Combat on Pratt Street
Baltimore Riot Trail: Combat on Pratt Street
History: Among the rioters attacking Captain Albert S. Follansbee's force that headed towards Camden Station, was state militiaman George Wilson Booth, who later wrote: "A soldier, struck by a stone, fell almost at my feet, and as he fell, dropped his musket, which was immediately seized by Edward W. Beatty a port customs officer, who raised it to his shoulder and fired the first shot into the column. As he fired he turned to the crowd and asked if anyone had a cartridge. I gave him one or two and showed him how to reload..." The volley of fire killed 20-year-old William Clark, the first Confederate casualty of the war.
Later, James Ryder Randall, a Marylander teaching in Louisiana, expressed his sympathies in the secessionist poem "My Maryland," the official state song since 1939.
More to Explore: The National Aquarium and Maryland Science Center are favorite places for families and adults to uncover nature's mysteries. Take a walk along the Inner Harbor on the Promenade that connects these two attractions, and enjoy restaurants, shops and more along the way. Check out the massive Barnes & Noble Bookstore inside Baltimore's former Power Plant, a remnant of the Inner Harbor's industrial days. On the opposite side of the harbor is the American Visionary Art Museum, where you can conjure your creative vision while seeing what others have imagined and manifested.
- “The Great strike—the Sixth Maryland Regiment fighting its way through Baltimore. Harpers Weekly coverage of the Baltimore Riot." Courtesy of Library of Congress Prints and Photographs Division
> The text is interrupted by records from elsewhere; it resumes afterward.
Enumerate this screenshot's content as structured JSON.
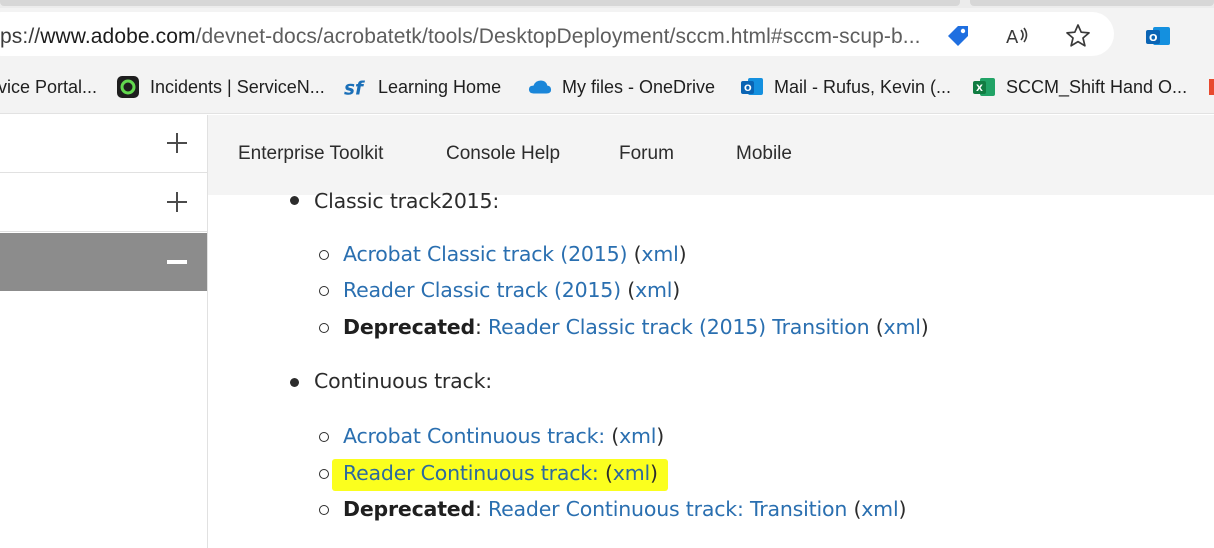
{
  "browser": {
    "url_scheme_tail": "ps://",
    "url_host": "www.adobe.com",
    "url_path": "/devnet-docs/acrobatetk/tools/DesktopDeployment/sccm.html#sccm-scup-b...",
    "icons": [
      "tag-icon",
      "read-aloud-icon",
      "favorite-star-icon",
      "outlook-icon"
    ]
  },
  "bookmarks": [
    {
      "label": "vice Portal...",
      "icon": "service-portal-icon"
    },
    {
      "label": "Incidents | ServiceN...",
      "icon": "servicenow-icon"
    },
    {
      "label": "Learning Home",
      "icon": "successfactors-icon"
    },
    {
      "label": "My files - OneDrive",
      "icon": "onedrive-icon"
    },
    {
      "label": "Mail - Rufus, Kevin (...",
      "icon": "outlook-icon"
    },
    {
      "label": "SCCM_Shift Hand O...",
      "icon": "excel-icon"
    }
  ],
  "topnav": {
    "items": [
      "Enterprise Toolkit",
      "Console Help",
      "Forum",
      "Mobile"
    ]
  },
  "content": {
    "classic_heading": "Classic track2015:",
    "classic_items": [
      {
        "prefix": "",
        "link": "Acrobat Classic track (2015)",
        "xml": "xml"
      },
      {
        "prefix": "",
        "link": "Reader Classic track (2015)",
        "xml": "xml"
      },
      {
        "prefix": "Deprecated",
        "link": "Reader Classic track (2015) Transition",
        "xml": "xml"
      }
    ],
    "continuous_heading": "Continuous track:",
    "continuous_items": [
      {
        "prefix": "",
        "link": "Acrobat Continuous track:",
        "xml": "xml"
      },
      {
        "prefix": "",
        "link": "Reader Continuous track:",
        "xml": "xml"
      },
      {
        "prefix": "Deprecated",
        "link": "Reader Continuous track: Transition",
        "xml": "xml"
      }
    ],
    "highlight_color": "#fbff1e",
    "link_color": "#2a6fb0"
  }
}
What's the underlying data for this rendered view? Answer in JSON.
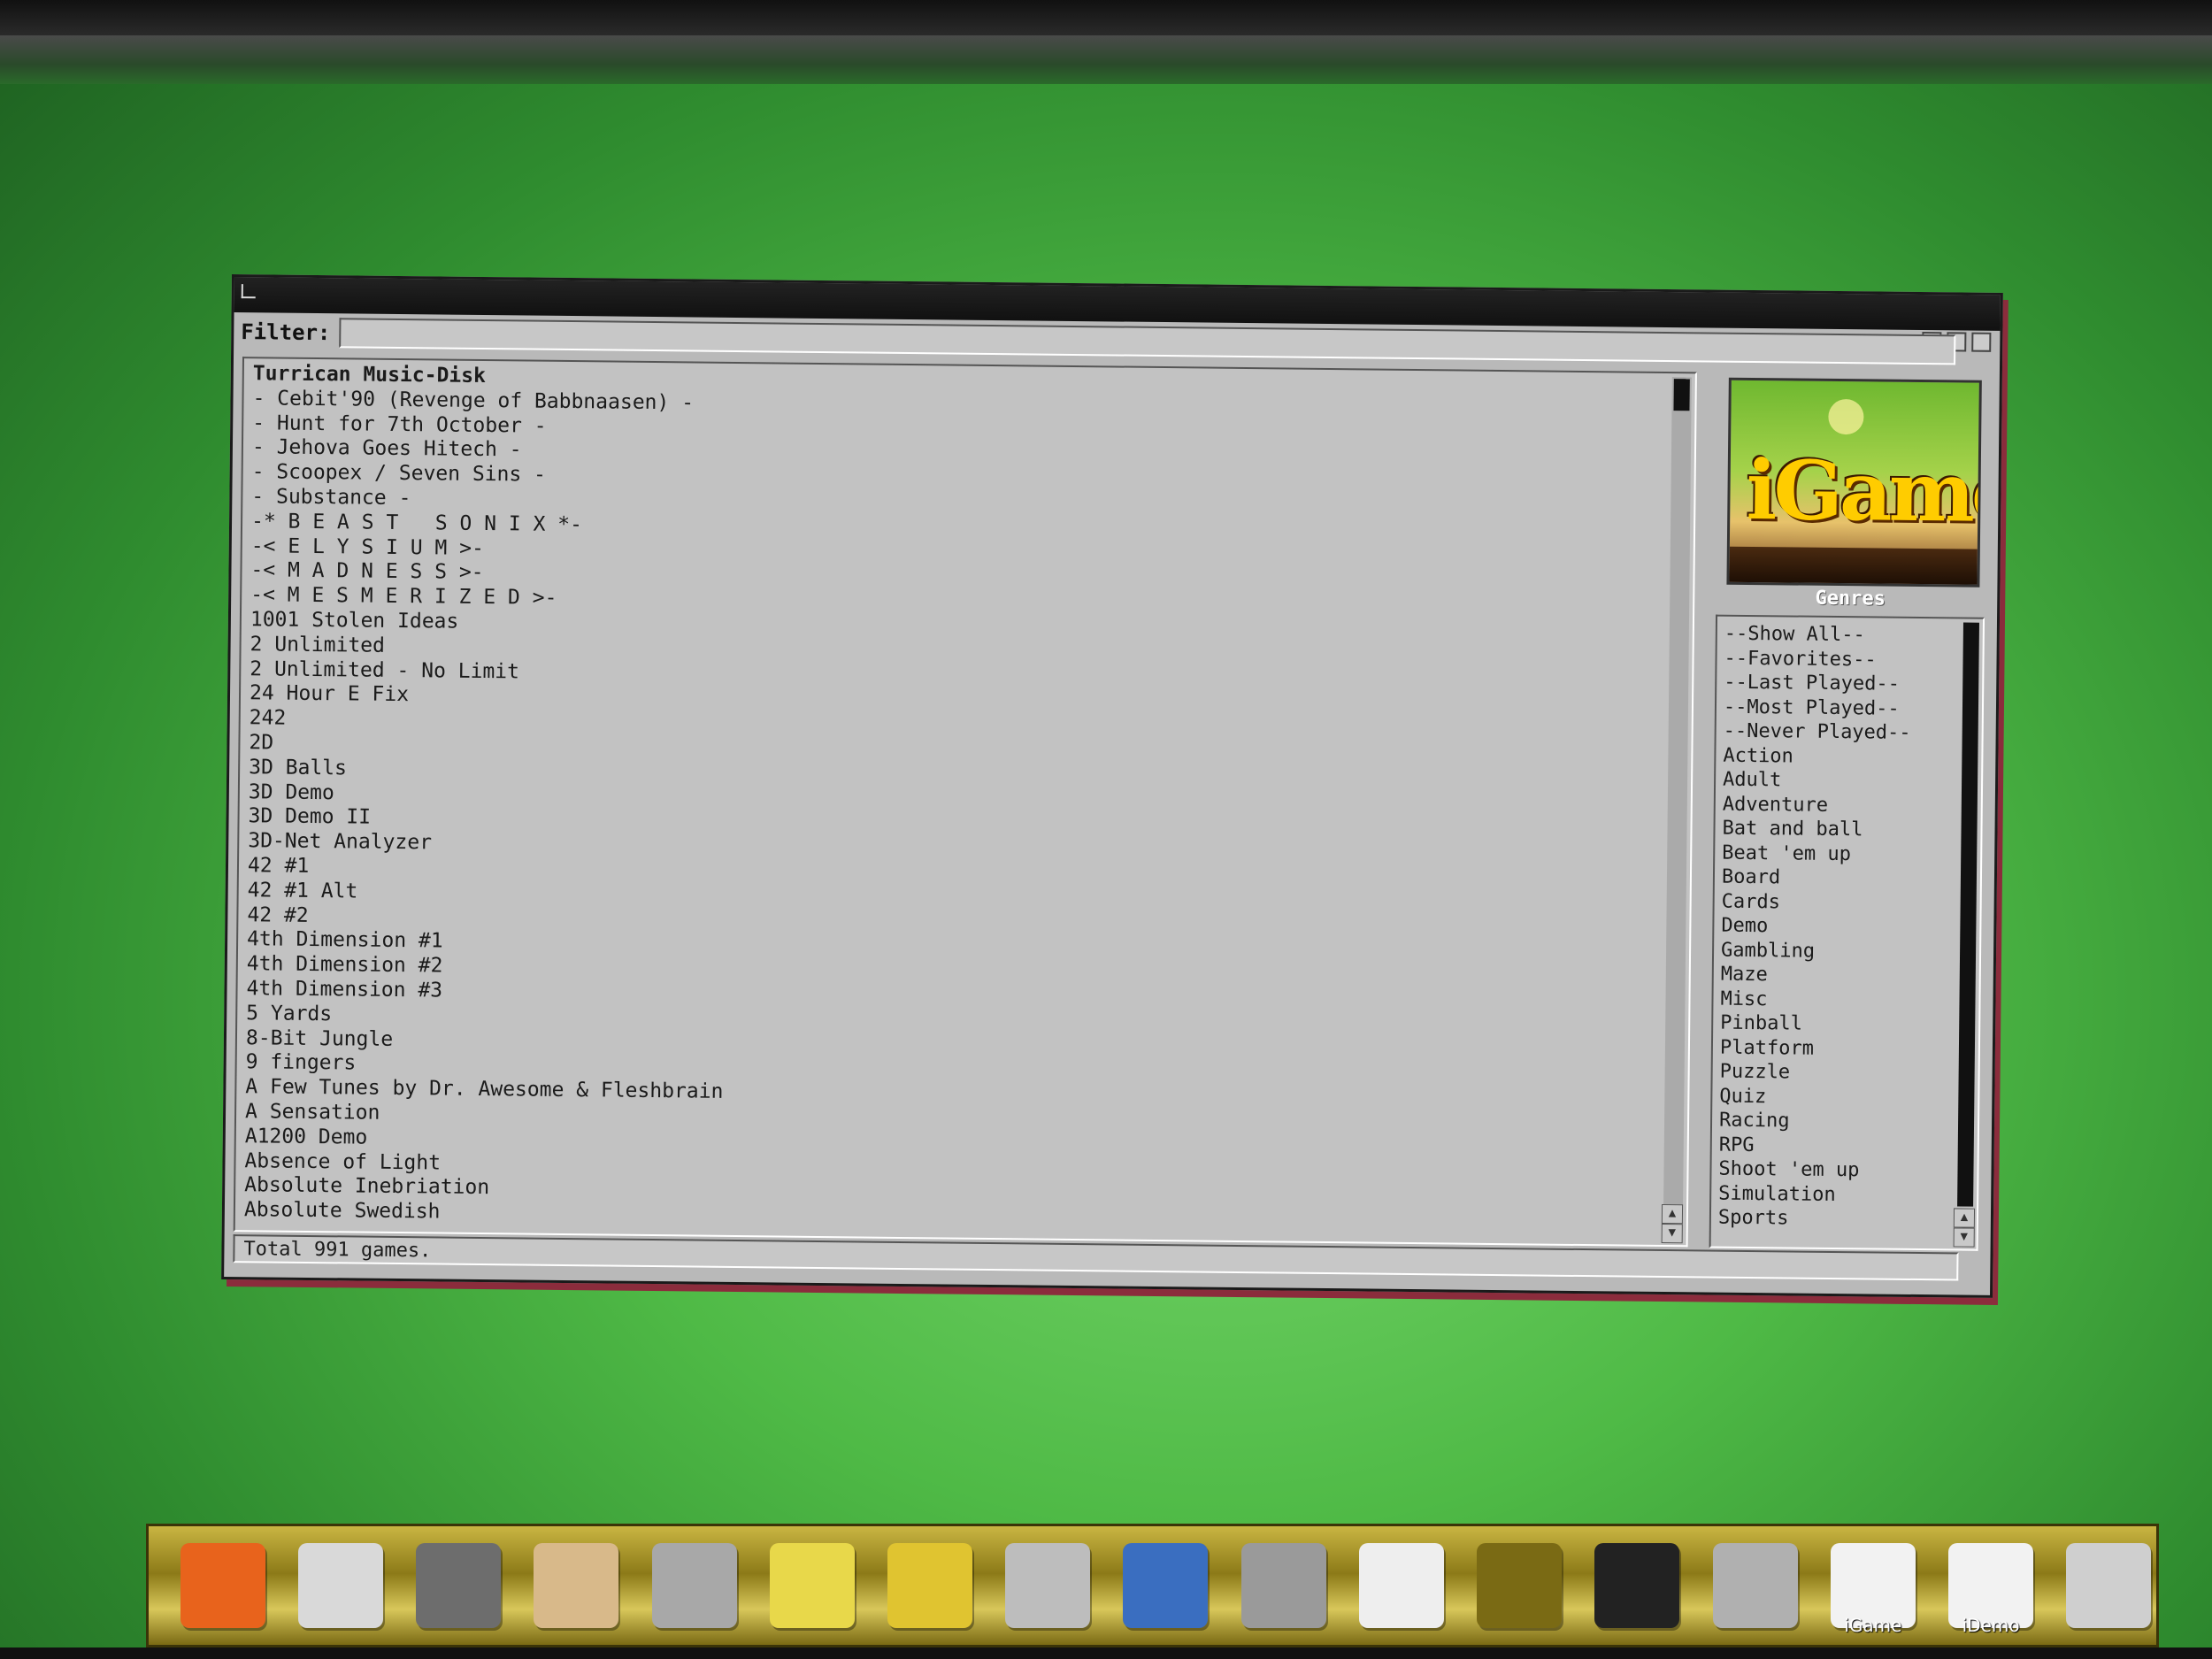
{
  "window": {
    "filter_label": "Filter:",
    "filter_value": "",
    "status": "Total 991 games."
  },
  "games": [
    "Turrican Music-Disk",
    "- Cebit'90 (Revenge of Babbnaasen) -",
    "- Hunt for 7th October -",
    "- Jehova Goes Hitech -",
    "- Scoopex / Seven Sins -",
    "- Substance -",
    "-* B E A S T   S O N I X *-",
    "-< E L Y S I U M >-",
    "-< M A D N E S S >-",
    "-< M E S M E R I Z E D >-",
    "1001 Stolen Ideas",
    "2 Unlimited",
    "2 Unlimited - No Limit",
    "24 Hour E Fix",
    "242",
    "2D",
    "3D Balls",
    "3D Demo",
    "3D Demo II",
    "3D-Net Analyzer",
    "42 #1",
    "42 #1 Alt",
    "42 #2",
    "4th Dimension #1",
    "4th Dimension #2",
    "4th Dimension #3",
    "5 Yards",
    "8-Bit Jungle",
    "9 fingers",
    "A Few Tunes by Dr. Awesome & Fleshbrain",
    "A Sensation",
    "A1200 Demo",
    "Absence of Light",
    "Absolute Inebriation",
    "Absolute Swedish"
  ],
  "logo": {
    "text": "iGame"
  },
  "genres_label": "Genres",
  "genres": [
    "--Show All--",
    "--Favorites--",
    "--Last Played--",
    "--Most Played--",
    "--Never Played--",
    "Action",
    "Adult",
    "Adventure",
    "Bat and ball",
    "Beat 'em up",
    "Board",
    "Cards",
    "Demo",
    "Gambling",
    "Maze",
    "Misc",
    "Pinball",
    "Platform",
    "Puzzle",
    "Quiz",
    "Racing",
    "RPG",
    "Shoot 'em up",
    "Simulation",
    "Sports"
  ],
  "dock": [
    {
      "icon": "firefox-icon",
      "label": "",
      "color": "#e8631c"
    },
    {
      "icon": "globe-icon",
      "label": "",
      "color": "#d9d9d9"
    },
    {
      "icon": "monitor-icon",
      "label": "",
      "color": "#6d6d6d"
    },
    {
      "icon": "notepad-icon",
      "label": "",
      "color": "#d8b98a"
    },
    {
      "icon": "drive-icon",
      "label": "",
      "color": "#a8a8a8"
    },
    {
      "icon": "prefs-icon",
      "label": "",
      "color": "#e8d84a"
    },
    {
      "icon": "cd-icon",
      "label": "",
      "color": "#e0c430"
    },
    {
      "icon": "mixer-icon",
      "label": "",
      "color": "#bdbdbd"
    },
    {
      "icon": "screen-icon",
      "label": "",
      "color": "#3a6ec0"
    },
    {
      "icon": "search-icon",
      "label": "",
      "color": "#9a9a9a"
    },
    {
      "icon": "display-icon",
      "label": "",
      "color": "#eeeeee"
    },
    {
      "icon": "amp-icon",
      "label": "",
      "color": "#7a6a14"
    },
    {
      "icon": "clapper-icon",
      "label": "",
      "color": "#222222"
    },
    {
      "icon": "music-icon",
      "label": "",
      "color": "#b0b0b0"
    },
    {
      "icon": "joystick-icon",
      "label": "iGame",
      "color": "#f2f2f2"
    },
    {
      "icon": "boing-ball-icon",
      "label": "iDemo",
      "color": "#f2f2f2"
    },
    {
      "icon": "editor-icon",
      "label": "",
      "color": "#cfcfcf"
    }
  ]
}
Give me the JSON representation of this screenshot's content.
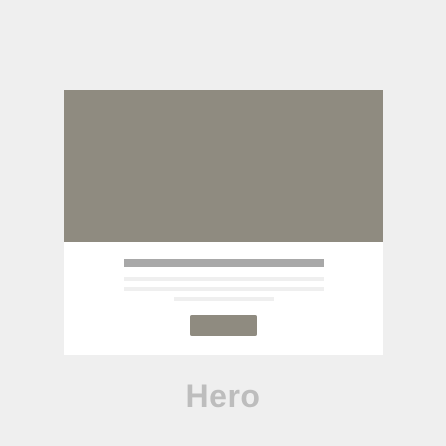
{
  "colors": {
    "background": "#efefef",
    "card": "#ffffff",
    "hero_image": "#8f8b80",
    "title_bar": "#a8a8a8",
    "text_line": "#efefef",
    "button": "#8f8b80",
    "caption": "#bdbdbd"
  },
  "caption": {
    "label": "Hero"
  }
}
- "Albert S. Follansbee." Courtesy of Military History Institute, Carlisle PA.